== Goal of the exercise ==
Filter the entries, keeping every line with the string "count".

== Dataset rows for apps and sites ==
_ _ _ _

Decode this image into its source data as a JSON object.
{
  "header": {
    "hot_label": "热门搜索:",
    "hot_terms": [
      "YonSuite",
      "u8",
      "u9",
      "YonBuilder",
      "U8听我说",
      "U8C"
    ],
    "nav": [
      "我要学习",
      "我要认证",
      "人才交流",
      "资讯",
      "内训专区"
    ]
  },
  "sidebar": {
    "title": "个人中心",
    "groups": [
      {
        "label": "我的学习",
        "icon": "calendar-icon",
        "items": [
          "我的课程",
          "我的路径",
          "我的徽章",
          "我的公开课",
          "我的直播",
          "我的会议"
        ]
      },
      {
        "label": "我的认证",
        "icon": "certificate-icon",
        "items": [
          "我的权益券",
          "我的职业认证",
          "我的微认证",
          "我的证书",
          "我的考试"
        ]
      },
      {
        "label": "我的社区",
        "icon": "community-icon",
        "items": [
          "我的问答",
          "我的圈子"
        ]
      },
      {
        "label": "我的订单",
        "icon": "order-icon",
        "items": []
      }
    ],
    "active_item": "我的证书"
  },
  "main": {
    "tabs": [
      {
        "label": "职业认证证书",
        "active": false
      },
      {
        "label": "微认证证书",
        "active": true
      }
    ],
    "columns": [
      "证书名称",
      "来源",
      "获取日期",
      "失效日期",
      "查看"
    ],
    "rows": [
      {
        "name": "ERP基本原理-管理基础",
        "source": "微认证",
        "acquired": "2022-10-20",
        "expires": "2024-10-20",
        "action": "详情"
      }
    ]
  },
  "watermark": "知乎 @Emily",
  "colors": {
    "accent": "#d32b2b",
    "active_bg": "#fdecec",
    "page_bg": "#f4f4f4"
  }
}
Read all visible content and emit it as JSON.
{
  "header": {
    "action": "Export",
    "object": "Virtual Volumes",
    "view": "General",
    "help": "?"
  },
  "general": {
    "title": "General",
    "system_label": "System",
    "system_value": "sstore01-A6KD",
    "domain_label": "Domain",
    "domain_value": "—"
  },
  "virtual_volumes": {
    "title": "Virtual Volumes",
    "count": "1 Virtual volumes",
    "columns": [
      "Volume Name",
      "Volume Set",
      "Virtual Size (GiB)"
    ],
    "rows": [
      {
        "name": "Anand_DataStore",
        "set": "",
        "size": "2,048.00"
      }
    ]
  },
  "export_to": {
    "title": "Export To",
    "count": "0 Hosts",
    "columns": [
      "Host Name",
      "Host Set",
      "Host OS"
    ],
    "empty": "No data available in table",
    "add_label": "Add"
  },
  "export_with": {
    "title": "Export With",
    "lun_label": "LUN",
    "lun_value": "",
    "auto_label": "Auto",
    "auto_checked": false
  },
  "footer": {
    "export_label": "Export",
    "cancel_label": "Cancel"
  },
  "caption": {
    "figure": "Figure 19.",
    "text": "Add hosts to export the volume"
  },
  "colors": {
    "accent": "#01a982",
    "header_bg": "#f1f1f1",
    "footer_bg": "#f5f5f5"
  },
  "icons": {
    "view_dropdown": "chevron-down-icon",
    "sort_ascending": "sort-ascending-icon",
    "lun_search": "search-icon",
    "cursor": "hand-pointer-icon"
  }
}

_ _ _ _

== Reply ==
    "count": "1 Virtual volumes",
    "count": "0 Hosts",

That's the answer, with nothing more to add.